Walt Disney reported strong growth at its Disney Plus streaming service in its latest quarter, drawing a sharp contrast with the recent subscriber declines experienced by industry leader Netflix.
Disney added 7.9mn new subscribers, well above projections of about 5mn. That healthy increase came just weeks after Netflix warned it would lose 2mn subscribers in the current quarter, sparking a sharp sell-off in its shares and raising concerns about the potential size of the global video streaming market.
Disney’s theme parks division also had a strong rebound, where quarterly revenue more than doubled year on year to $ 6.6bn, beating Wall Street projections.
Disney Plus reached 137.7mn subscribers, while the company’s total number of streaming subscribers – including Disney Plus, ESPN Plus and Hulu – reached 205mn in the period. Bob Chapek, the group’s chief executive, said Disney Plus is on track to meet its target of 230mn-260mn subscribers by 2024.
But Christine McCarthy, Disney’s chief financial officer, tempered expectations for streaming growth in the second half of the year. “The first half came in better than expected, so that delta that we had initially anticipated may not be as large,” she said. “But we still do expect an increase in the second half to exceed the first half.”
The company’s shares were down 3 per cent in after-hours trading. Disney shares has fallen more than 40 per cent over the past year, underperforming the S&P 500 stock index, which has lost about 5.2 per cent over the past year.
Disney has been weathering its worst public relations crisis in years over a new law in Florida that restricts discussion of LGBTQ issues in state elementary schools.
Chapek, under pressure from employees, issued a statement condemning the legislation, prompting a backlash from Ron DeSantis, Florida’s Republican governor. DeSantis has since signed a law revoking the company’s special tax district around its Disney World theme park that had been in place since 1967.
Disney reported revenue of $ 19.2bn in the quarter, up 23 per cent from $ 15.6bn a year earlier, but missing estimates because it had to pay $ 1bn for early termination of rights for TV shows and films. It also took a $ 195mn impairment charge on its Russia assets.
Disney’s earnings per share of $ 1.08 fell short of Wall Street forecasts of $ 1.19 because of an increase in the effective tax rate on foreign earnings.
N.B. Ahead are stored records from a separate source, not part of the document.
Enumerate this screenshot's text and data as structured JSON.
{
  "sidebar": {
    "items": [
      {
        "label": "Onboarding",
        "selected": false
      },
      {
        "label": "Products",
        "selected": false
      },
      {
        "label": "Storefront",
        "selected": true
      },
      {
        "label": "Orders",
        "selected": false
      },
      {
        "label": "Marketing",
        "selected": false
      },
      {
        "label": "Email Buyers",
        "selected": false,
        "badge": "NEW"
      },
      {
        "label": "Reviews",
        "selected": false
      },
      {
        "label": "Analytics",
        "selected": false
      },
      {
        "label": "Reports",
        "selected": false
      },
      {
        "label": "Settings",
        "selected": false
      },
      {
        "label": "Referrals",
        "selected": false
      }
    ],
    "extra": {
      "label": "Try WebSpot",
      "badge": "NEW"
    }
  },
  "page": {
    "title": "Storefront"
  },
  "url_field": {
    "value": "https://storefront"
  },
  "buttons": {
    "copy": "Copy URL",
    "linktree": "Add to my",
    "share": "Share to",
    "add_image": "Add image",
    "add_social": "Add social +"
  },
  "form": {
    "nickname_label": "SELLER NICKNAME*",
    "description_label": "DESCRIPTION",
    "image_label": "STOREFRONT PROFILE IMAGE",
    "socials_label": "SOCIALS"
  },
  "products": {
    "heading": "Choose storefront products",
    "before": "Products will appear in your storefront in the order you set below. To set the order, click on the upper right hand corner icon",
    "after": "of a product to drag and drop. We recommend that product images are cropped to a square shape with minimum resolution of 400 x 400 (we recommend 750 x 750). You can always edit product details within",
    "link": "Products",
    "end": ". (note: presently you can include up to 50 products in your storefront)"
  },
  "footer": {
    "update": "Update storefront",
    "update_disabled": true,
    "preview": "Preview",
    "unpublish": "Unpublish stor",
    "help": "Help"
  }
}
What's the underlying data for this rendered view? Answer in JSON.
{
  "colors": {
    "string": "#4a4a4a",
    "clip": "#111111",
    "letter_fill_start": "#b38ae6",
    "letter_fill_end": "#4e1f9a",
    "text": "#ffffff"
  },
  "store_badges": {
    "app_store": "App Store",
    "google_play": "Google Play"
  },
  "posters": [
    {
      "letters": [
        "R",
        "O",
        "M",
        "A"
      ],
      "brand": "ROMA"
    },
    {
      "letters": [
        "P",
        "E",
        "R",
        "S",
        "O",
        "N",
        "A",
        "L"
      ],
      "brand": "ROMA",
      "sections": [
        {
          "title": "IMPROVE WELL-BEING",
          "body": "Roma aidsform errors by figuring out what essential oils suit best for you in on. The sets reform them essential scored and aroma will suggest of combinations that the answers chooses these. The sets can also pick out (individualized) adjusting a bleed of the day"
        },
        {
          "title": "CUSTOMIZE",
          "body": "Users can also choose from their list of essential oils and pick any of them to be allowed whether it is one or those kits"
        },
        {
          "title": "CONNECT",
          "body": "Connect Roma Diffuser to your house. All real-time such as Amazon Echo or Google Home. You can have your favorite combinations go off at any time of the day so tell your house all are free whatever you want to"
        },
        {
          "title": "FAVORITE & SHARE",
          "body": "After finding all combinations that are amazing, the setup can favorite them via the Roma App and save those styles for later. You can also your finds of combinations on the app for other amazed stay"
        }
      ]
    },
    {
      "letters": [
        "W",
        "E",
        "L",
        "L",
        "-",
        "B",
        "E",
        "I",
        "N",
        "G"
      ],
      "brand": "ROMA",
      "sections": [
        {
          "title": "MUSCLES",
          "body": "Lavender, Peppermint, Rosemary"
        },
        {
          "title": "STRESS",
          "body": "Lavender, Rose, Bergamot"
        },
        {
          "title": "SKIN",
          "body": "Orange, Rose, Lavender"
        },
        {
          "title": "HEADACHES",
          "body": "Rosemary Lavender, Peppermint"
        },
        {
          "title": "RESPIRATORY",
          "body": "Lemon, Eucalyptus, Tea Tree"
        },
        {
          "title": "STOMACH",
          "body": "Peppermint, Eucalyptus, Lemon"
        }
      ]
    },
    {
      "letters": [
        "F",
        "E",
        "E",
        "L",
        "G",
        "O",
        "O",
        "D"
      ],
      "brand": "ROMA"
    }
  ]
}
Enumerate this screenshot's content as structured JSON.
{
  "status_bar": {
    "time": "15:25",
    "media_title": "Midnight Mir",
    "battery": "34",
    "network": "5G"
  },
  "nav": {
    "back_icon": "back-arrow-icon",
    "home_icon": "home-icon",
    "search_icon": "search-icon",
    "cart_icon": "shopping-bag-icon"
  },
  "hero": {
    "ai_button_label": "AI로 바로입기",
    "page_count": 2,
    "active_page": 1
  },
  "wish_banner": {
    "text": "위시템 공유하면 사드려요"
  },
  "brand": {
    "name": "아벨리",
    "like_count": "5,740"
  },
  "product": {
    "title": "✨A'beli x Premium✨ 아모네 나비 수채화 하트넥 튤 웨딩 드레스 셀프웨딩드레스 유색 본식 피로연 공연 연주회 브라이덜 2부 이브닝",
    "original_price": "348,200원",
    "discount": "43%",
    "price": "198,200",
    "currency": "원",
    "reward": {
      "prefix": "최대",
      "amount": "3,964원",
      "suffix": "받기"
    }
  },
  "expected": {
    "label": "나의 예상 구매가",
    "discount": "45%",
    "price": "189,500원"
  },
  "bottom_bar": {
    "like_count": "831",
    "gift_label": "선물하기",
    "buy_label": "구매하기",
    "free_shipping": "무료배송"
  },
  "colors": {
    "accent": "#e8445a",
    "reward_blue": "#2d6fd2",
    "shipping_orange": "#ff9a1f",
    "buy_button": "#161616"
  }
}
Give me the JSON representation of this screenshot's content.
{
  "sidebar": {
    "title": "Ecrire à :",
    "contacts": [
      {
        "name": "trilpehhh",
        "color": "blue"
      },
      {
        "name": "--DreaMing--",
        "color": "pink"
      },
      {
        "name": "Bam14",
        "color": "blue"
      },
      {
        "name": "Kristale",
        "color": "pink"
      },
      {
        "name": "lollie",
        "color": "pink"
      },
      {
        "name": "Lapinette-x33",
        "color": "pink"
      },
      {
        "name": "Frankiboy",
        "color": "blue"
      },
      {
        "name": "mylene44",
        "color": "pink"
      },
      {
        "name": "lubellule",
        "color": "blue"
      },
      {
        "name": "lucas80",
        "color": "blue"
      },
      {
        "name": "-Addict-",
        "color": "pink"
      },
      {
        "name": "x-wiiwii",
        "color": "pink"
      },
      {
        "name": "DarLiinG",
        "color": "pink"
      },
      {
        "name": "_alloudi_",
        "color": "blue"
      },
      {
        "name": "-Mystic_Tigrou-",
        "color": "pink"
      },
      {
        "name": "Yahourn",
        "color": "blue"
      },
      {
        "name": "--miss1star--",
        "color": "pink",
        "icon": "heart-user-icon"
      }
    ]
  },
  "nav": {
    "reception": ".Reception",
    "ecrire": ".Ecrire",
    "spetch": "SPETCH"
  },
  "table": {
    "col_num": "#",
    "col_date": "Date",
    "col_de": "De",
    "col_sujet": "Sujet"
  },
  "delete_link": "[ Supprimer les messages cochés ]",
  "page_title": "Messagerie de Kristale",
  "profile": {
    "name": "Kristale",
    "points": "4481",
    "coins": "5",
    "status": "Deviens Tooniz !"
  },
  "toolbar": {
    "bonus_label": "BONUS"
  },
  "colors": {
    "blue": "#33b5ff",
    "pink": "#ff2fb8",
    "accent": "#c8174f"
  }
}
Net income from continuing operations fell 48 per cent year on year, to $ 470mn from $ 912mn.
Analysts expected its theme parks – which were badly hit during the pandemic – to mount a strong recovery this year, led by the US. Operating income at the theme parks unit reached $ 3.7bn in the quarter, up 50 per cent from a year earlier.
During the pandemic, the company replaced its FastPass service with Disney Genie, which allows customers to skip the queue for a fee. Chapek said such improvements had helped per capita spending at US parks rise more than 40 per cent from the pre-pandemic levels seen in 2019. “Our domestic parks were a standout,” he said.
But the company warned that closures at its Asia theme parks, including Hong Kong and Shanghai, could cut operating income by up to $ 350mn in the third quarter.
In the streaming business, investors have focused on costs as competition has sent content budgets skyrocketing.
Chapek said Disney is “carefully watching content cost growth”. But he added that “great content is going to drive our subscriptions, and those will drive our profitability”. The company said it will cut overall film and TV spending by $ 1bn to $ 32bn this year.
Disney has a strong theatrical slate ahead, with Pixar’s Lightyearthe latest in its Toy Story franchise, and sequels to Black Panther and Avatar, the highest-grossing film of all time, set for release at the end of the year. Its latest Marvel film, Dr Strange in the Multiverse of Madness, grossed $ 185mn in the US after its release on May 6.
Chapek said the company was far along in its plans to launch an advertising-supported version of Disney Plus. Netflix last month said it was exploring the launch of an advert-supported tier, a step that co-chief executive Reed Hastings had long opposed. Netflix has not publicly said when it will be ready to launch the service.